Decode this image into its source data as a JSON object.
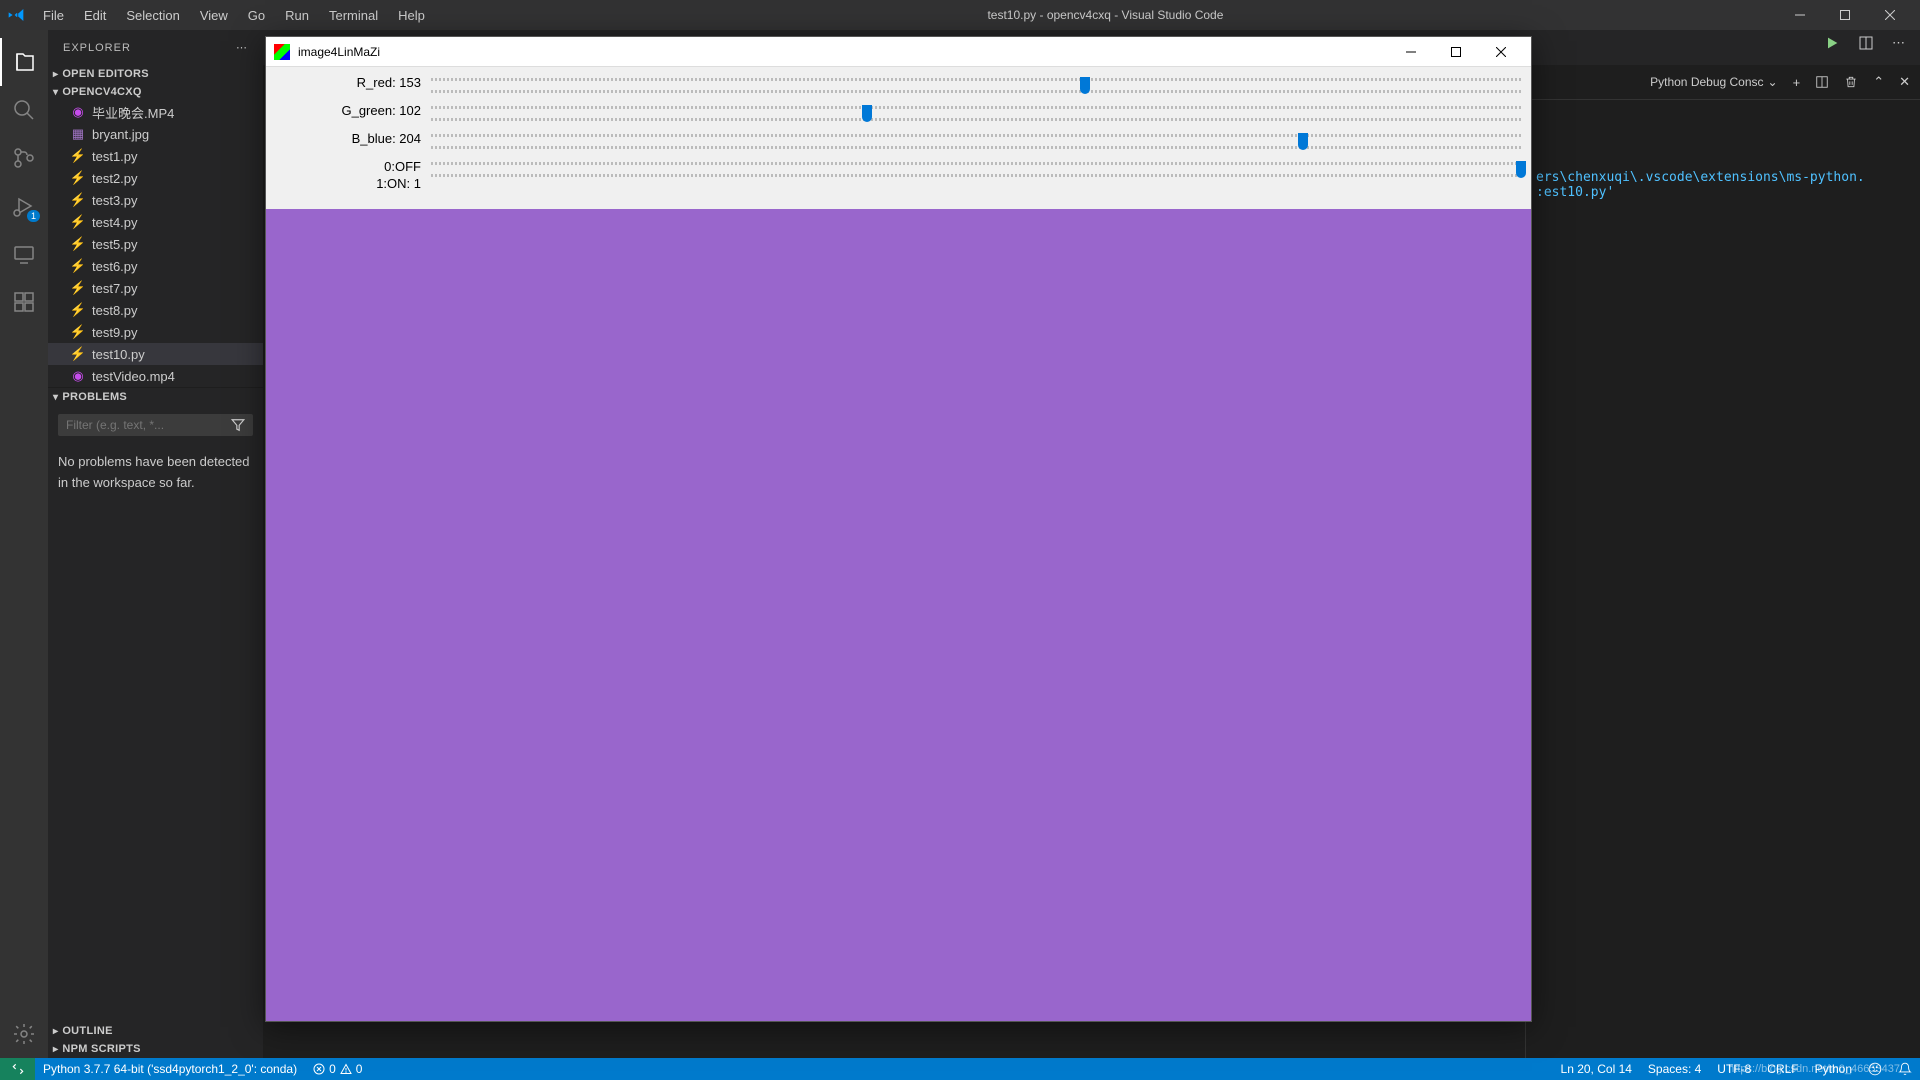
{
  "titlebar": {
    "menus": [
      "File",
      "Edit",
      "Selection",
      "View",
      "Go",
      "Run",
      "Terminal",
      "Help"
    ],
    "title": "test10.py - opencv4cxq - Visual Studio Code"
  },
  "sidebar": {
    "title": "EXPLORER",
    "sections": {
      "open_editors": "OPEN EDITORS",
      "folder": "OPENCV4CXQ",
      "outline": "OUTLINE",
      "npm": "NPM SCRIPTS",
      "problems": "PROBLEMS"
    },
    "files": [
      {
        "name": "毕业晚会.MP4",
        "icon": "video",
        "modified": true
      },
      {
        "name": "bryant.jpg",
        "icon": "image",
        "modified": false
      },
      {
        "name": "test1.py",
        "icon": "python",
        "modified": false
      },
      {
        "name": "test2.py",
        "icon": "python",
        "modified": false
      },
      {
        "name": "test3.py",
        "icon": "python",
        "modified": false
      },
      {
        "name": "test4.py",
        "icon": "python",
        "modified": false
      },
      {
        "name": "test5.py",
        "icon": "python",
        "modified": false
      },
      {
        "name": "test6.py",
        "icon": "python",
        "modified": false
      },
      {
        "name": "test7.py",
        "icon": "python",
        "modified": false
      },
      {
        "name": "test8.py",
        "icon": "python",
        "modified": false
      },
      {
        "name": "test9.py",
        "icon": "python",
        "modified": false
      },
      {
        "name": "test10.py",
        "icon": "python",
        "modified": false,
        "active": true
      },
      {
        "name": "testVideo.mp4",
        "icon": "video",
        "modified": true
      }
    ],
    "problems_filter_placeholder": "Filter (e.g. text, *...",
    "problems_text": "No problems have been detected in the workspace so far."
  },
  "cv_window": {
    "title": "image4LinMaZi",
    "trackbars": [
      {
        "label": "R_red: 153",
        "pos": 60
      },
      {
        "label": "G_green: 102",
        "pos": 40
      },
      {
        "label": "B_blue: 204",
        "pos": 80
      },
      {
        "label": "0:OFF\n1:ON: 1",
        "pos": 100
      }
    ],
    "image_color": "#9966cc"
  },
  "panel": {
    "tab_label": "Python Debug Consc",
    "lines": [
      "",
      "",
      "",
      "ers\\chenxuqi\\.vscode\\extensions\\ms-python.",
      ":est10.py'"
    ]
  },
  "statusbar": {
    "python": "Python 3.7.7 64-bit ('ssd4pytorch1_2_0': conda)",
    "errors": "0",
    "warnings": "0",
    "cursor": "Ln 20, Col 14",
    "spaces": "Spaces: 4",
    "encoding": "UTF-8",
    "eol": "CRLF",
    "lang": "Python",
    "watermark": "https://blog.csdn.net/m0_46653437"
  },
  "activity_badge": "1"
}
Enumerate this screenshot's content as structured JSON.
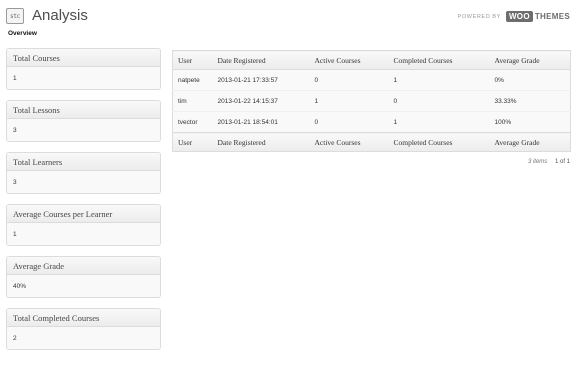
{
  "header": {
    "icon_text": "stc",
    "title": "Analysis"
  },
  "brand": {
    "powered_by": "POWERED BY",
    "woo": "WOO",
    "themes": "THEMES"
  },
  "subnav": {
    "overview": "Overview"
  },
  "stats": [
    {
      "label": "Total Courses",
      "value": "1"
    },
    {
      "label": "Total Lessons",
      "value": "3"
    },
    {
      "label": "Total Learners",
      "value": "3"
    },
    {
      "label": "Average Courses per Learner",
      "value": "1"
    },
    {
      "label": "Average Grade",
      "value": "40%"
    },
    {
      "label": "Total Completed Courses",
      "value": "2"
    }
  ],
  "table": {
    "columns": [
      "User",
      "Date Registered",
      "Active Courses",
      "Completed Courses",
      "Average Grade"
    ],
    "rows": [
      [
        "natpete",
        "2013-01-21 17:33:57",
        "0",
        "1",
        "0%"
      ],
      [
        "tim",
        "2013-01-22 14:15:37",
        "1",
        "0",
        "33.33%"
      ],
      [
        "tvector",
        "2013-01-21 18:54:01",
        "0",
        "1",
        "100%"
      ]
    ]
  },
  "pagination": {
    "items": "3 items",
    "pages": "1 of 1"
  }
}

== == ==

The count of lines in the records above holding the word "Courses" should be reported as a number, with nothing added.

Task solution
5